Volume 447: debated on Tuesday 13 June 2006

To ask the Secretary of State for Foreign and Commonwealth Affairs if she will take steps to ensure that the EU does not negotiate bilateral deals which oblige countries to adopt intellectual property standards or timetables which go beyond trade-related intellectual property rights. (76241)

[holding answer 12 June 2006]: The UK position on intellectual property rights in bilateral and regional agreements was published in the Government response to the report of the Commission on Intellectual Property Rights following recommendation 77 of the Commission under chapter 8—The International Architecture. This is available at the following website: _response.htm.

The Government state clearly that bilateral and other agreements should not, as a matter of course, oblige countries to adopt intellectual property standards or timetables that go beyond the requirements of the World Trade Organisation Trade-Related Aspects of Intellectual Property Rights (TRIPS) Agreement. They also makes the further commitment that

“For our part, we will seek to ensure that EU agreements with developing countries avoid imposing obligations beyond TRIPS”.

I can confirm that UK negotiators are routinely briefed regarding this commitment.

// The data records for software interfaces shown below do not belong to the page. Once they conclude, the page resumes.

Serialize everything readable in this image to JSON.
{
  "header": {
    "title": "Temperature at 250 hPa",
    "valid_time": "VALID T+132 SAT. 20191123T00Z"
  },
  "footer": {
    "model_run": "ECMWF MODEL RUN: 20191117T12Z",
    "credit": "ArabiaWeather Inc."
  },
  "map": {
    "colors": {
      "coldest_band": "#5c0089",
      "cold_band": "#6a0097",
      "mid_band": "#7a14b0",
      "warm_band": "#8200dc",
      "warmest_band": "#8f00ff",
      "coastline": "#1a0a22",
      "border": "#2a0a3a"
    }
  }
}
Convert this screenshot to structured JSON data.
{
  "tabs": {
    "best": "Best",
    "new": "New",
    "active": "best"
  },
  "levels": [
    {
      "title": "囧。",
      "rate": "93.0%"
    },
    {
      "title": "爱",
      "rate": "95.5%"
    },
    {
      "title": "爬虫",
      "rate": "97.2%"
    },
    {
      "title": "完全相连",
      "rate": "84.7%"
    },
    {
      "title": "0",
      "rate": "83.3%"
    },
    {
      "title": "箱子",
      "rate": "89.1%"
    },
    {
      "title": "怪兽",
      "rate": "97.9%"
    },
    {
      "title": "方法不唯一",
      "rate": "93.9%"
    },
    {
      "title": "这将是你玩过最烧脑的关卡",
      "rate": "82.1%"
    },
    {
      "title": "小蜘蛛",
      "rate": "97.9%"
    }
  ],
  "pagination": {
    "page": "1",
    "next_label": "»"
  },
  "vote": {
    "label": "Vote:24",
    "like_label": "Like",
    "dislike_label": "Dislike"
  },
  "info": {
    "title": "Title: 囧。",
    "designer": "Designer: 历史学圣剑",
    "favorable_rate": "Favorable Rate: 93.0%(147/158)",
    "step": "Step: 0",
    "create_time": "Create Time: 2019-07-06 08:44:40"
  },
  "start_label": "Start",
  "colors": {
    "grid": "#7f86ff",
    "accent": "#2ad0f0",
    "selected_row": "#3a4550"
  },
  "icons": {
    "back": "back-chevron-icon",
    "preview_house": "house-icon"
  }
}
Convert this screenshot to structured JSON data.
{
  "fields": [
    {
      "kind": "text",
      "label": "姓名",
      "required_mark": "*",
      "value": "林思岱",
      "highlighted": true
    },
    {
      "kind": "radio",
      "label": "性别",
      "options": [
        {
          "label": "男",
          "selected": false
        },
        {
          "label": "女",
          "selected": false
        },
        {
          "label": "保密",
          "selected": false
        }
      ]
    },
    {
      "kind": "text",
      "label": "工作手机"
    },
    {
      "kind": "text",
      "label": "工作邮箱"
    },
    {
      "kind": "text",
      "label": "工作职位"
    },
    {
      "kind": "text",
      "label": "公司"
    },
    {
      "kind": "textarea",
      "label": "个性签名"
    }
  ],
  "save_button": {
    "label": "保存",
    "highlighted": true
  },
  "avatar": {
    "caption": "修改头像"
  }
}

The TRIPS Agreement, however, sets minimum standards and not a maximum level of intellectual property protection. It is therefore within a government’s sovereign right to enhance their intellectual property protection if they judge it to be in their country’s interest, including as part of an overall package of trade issues which make up a bilateral trade agreement.